The blast was the second largest of its kind in 30 years, and the biggest since the fireball over Chelyabinsk in Russia six years ago.
But it went largely unnoticed until now because it blew up over the Bering Sea, off Russia's Kamchatka Peninsula.
The space rock exploded with 10 times the energy released by the Hiroshima atomic bomb.
Lindley Johnson, planetary defence officer at Nasa, told BBC News a fireball this big is only expected about two or three times every 100 years.
What do we know?
At about noon local time on 18 December, the asteroid barrelled through the atmosphere at a speed of 32km/s (20 miles per second) , on a steep trajectory of seven degrees.
Measuring several metres in size, the space rock exploded 25.6km above the Earth's surface, with an impact energy of 173 kilotons.
"That was 40% the energy release of Chelyabinsk, but it was over the Bering Sea so it didn't have the same type of effect or show up in the news," said Kelly Fast, near-Earth objects observations programme manager at Nasa.
"That's another thing we have in our defence, there's plenty of water on the planet."
Dr Fast was discussing the event here at the 50th Lunar and Planetary Science Conference in The Woodlands, near Houston, Texas.
Military satellites picked up the blast last year; Nasa was notified of the event by the US Air Force.
Dr Johnson said the fireball came in over an area not too far from routes used by commercial planes flying between North America and Asia. So researchers have been checking with airlines to see if there were any reported sightings of the event.
What's the significance?
In 2005, Congress tasked Nasa with finding 90% of near-Earth asteroids of 140m (460ft) in size or larger by 2020. Space rocks of this size are so-called "problems without passports" because they are expected to affect whole regions if they collide with Earth.
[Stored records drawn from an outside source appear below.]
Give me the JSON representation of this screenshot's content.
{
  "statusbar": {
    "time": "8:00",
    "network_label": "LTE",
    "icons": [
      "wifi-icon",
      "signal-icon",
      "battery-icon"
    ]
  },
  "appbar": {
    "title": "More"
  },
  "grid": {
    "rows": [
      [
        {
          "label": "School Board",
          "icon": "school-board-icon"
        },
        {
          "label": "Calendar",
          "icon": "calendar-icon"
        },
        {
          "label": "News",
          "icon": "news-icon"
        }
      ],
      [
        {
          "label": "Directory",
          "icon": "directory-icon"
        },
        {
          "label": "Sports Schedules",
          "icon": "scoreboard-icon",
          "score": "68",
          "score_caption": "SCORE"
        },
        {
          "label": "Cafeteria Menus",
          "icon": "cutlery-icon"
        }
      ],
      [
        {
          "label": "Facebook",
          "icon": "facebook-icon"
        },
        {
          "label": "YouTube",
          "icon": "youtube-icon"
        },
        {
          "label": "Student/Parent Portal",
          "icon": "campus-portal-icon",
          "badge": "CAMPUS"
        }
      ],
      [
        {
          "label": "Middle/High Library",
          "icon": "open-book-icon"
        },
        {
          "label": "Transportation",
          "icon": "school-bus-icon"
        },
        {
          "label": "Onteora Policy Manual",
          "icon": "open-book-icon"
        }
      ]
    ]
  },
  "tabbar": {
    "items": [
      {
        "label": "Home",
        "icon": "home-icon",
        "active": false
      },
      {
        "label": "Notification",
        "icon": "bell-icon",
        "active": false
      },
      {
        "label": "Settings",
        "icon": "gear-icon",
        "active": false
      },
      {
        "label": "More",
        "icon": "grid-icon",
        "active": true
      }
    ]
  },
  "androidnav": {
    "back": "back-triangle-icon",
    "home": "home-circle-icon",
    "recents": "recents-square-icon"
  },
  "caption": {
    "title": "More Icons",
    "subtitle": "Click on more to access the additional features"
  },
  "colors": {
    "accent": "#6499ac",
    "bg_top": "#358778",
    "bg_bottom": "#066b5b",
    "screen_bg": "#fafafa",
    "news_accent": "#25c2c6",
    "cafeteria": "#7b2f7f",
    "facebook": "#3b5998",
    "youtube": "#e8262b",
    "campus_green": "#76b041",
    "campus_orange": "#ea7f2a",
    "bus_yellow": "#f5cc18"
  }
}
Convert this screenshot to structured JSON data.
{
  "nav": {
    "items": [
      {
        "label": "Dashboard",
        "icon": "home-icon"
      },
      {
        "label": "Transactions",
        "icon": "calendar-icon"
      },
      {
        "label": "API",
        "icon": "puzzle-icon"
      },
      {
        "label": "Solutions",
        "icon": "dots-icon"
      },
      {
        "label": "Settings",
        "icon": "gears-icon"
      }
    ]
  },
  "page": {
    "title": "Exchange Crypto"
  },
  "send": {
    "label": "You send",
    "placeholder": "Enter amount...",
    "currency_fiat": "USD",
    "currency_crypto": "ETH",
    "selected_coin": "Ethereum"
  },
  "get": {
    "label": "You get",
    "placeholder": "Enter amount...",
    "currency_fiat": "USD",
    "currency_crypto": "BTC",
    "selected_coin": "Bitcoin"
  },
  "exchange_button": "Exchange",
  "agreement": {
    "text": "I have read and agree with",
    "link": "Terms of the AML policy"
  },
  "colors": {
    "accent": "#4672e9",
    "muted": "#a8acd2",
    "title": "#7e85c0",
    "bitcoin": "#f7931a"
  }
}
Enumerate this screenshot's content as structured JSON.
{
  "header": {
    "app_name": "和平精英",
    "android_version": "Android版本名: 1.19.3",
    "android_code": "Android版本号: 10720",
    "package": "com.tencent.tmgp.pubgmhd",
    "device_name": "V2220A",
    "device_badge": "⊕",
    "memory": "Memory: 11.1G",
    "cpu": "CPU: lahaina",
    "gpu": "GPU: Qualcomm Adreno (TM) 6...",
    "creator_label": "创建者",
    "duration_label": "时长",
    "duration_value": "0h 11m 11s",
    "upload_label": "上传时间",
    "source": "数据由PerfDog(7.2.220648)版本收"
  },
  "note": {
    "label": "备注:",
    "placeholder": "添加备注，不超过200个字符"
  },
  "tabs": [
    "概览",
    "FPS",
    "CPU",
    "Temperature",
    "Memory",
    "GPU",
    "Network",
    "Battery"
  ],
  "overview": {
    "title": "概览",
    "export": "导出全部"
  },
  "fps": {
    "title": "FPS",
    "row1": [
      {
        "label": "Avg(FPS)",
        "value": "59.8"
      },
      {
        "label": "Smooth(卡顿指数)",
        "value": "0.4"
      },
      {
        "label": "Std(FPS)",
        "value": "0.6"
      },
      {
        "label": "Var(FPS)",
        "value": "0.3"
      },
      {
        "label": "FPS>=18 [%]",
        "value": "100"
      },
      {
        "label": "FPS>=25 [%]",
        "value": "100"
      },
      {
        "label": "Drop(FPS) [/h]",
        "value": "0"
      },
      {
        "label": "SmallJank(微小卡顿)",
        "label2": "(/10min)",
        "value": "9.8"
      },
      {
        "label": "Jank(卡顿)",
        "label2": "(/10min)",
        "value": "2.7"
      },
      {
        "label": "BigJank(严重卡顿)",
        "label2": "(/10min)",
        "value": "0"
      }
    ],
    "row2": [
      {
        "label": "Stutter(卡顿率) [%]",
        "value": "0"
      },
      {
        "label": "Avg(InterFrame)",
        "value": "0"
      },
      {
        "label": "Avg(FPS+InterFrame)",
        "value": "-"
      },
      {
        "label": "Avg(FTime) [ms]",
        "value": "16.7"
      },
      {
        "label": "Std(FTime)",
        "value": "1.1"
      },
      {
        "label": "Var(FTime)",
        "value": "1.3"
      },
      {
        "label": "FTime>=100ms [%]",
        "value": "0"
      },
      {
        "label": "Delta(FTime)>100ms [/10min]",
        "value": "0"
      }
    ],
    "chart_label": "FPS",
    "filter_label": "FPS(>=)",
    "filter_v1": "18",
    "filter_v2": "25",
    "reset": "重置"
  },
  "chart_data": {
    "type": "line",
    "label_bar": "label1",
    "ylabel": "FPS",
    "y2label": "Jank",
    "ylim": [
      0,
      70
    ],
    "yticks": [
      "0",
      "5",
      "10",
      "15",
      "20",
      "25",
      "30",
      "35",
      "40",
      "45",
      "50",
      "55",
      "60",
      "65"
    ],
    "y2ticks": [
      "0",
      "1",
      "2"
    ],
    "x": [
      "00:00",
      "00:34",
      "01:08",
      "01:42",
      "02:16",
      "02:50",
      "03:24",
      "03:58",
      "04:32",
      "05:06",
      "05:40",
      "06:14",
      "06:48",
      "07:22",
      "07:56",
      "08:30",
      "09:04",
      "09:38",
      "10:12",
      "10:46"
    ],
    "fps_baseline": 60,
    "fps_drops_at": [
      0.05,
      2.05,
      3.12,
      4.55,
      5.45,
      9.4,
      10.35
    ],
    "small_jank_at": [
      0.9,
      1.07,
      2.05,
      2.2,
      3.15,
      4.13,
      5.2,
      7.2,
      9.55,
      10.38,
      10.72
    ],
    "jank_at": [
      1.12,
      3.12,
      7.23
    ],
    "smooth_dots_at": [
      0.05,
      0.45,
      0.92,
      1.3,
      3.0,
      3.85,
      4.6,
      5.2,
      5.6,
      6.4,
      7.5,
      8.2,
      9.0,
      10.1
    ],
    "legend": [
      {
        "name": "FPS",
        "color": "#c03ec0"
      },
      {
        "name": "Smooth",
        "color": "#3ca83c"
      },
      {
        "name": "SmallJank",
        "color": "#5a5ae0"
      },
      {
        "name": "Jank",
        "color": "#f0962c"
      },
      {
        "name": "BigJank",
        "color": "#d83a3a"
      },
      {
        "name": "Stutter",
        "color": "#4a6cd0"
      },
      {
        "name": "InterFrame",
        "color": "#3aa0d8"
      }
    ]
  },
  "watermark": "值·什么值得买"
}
But scientists estimate it will take them another 30 years to fulfil this congressional directive.
Once an incoming object is identified, Nasa has had some notable success at calculating where on Earth the impact will occur, based on a precise determination of its orbit.
In June 2018, the small 3m (10ft) asteroid 2018 LA was discovered by a ground-based observatory in Arizona eight hours before impact. The Center for Near-Earth Object Studies at Nasa's Jet Propulsion Laboratory (JPL) then made a precision determination of its orbit, which was used to calculate a probable impact location. This showed the rock was likely to hit southern Africa.
Just as the calculation suggested, a fireball was recorded over Botswana by security camera footage on a farm. Fragments of the object were later found in the area.
How can monitoring be improved?
The latest event over the Bering Sea shows that larger objects can collide with us without warning, underlining the need for enhanced monitoring.
A more robust network would be dependent not only on ground telescopes, but space-based observatories also.
A mission concept in development would see a telescope called NeoCam launched to a gravitational balance point in space, where it would discover and characterise potentially hazardous asteroids larger than 140m.
Dr Amy Mainzer, chief scientist on NeoCam at JPL, said: "The idea is really to get as close as possible to reaching that 90% goal of finding the 140m and larger near-Earth asteroids given to Nasa by Congress.
She said that if the mission did not launch, projections suggested it would "take us many decades to get there with the existing suite of ground-based surveys".
Dr Mainzer added: "But if you have an IR-based (infrared) telescope, it goes a lot faster."